Exercise input »
□ □ □ □

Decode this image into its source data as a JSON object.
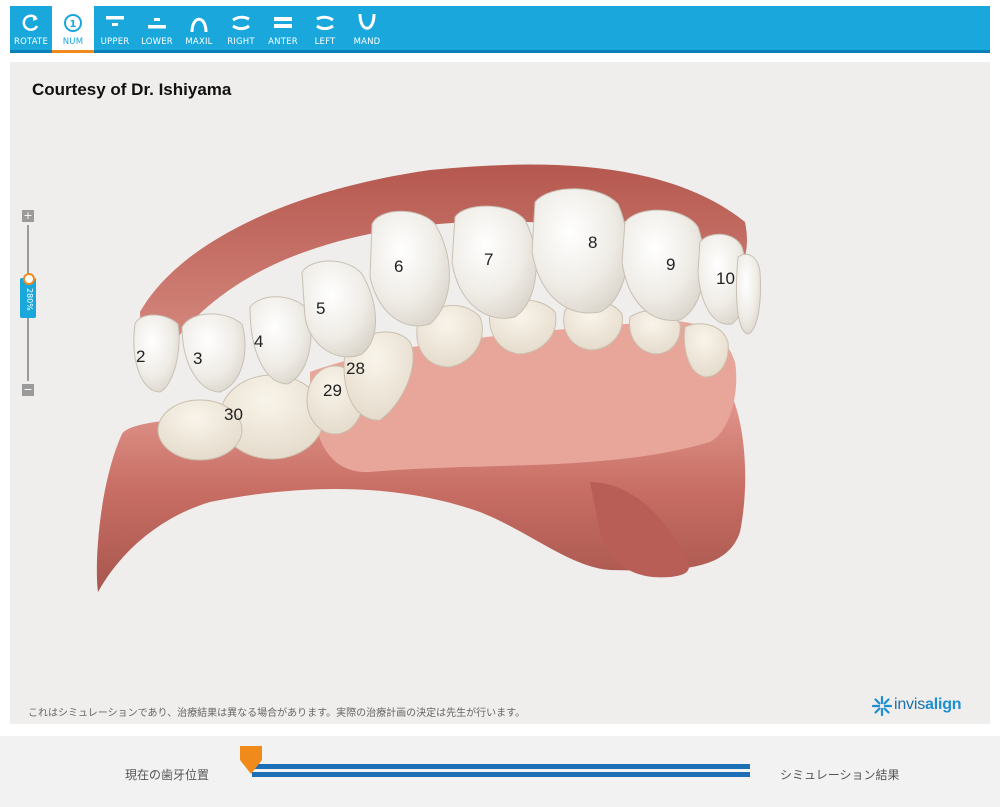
{
  "toolbar": {
    "buttons": [
      {
        "label": "ROTATE",
        "icon": "rotate-icon"
      },
      {
        "label": "NUM",
        "icon": "number-icon",
        "active": true
      },
      {
        "label": "UPPER",
        "icon": "upper-arch-icon"
      },
      {
        "label": "LOWER",
        "icon": "lower-arch-icon"
      },
      {
        "label": "MAXIL",
        "icon": "maxillary-icon"
      },
      {
        "label": "RIGHT",
        "icon": "right-view-icon"
      },
      {
        "label": "ANTER",
        "icon": "anterior-view-icon"
      },
      {
        "label": "LEFT",
        "icon": "left-view-icon"
      },
      {
        "label": "MAND",
        "icon": "mandibular-icon"
      }
    ],
    "num_glyph": "1",
    "colors": {
      "bar": "#19a7dc",
      "accent": "#f08a1a"
    }
  },
  "viewer": {
    "courtesy": "Courtesy of Dr. Ishiyama",
    "disclaimer": "これはシミュレーションであり、治療結果は異なる場合があります。実際の治療計画の決定は先生が行います。",
    "logo": {
      "prefix": "invis",
      "suffix": "align"
    },
    "zoom": {
      "plus": "+",
      "minus": "−",
      "value": "280%"
    },
    "tooth_numbers": [
      "2",
      "3",
      "4",
      "5",
      "6",
      "7",
      "8",
      "9",
      "10",
      "28",
      "29",
      "30"
    ]
  },
  "timeline": {
    "current_label": "現在の歯牙位置",
    "result_label": "シミュレーション結果",
    "progress": 0
  }
}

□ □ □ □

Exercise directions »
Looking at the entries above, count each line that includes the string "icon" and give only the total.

Response »
9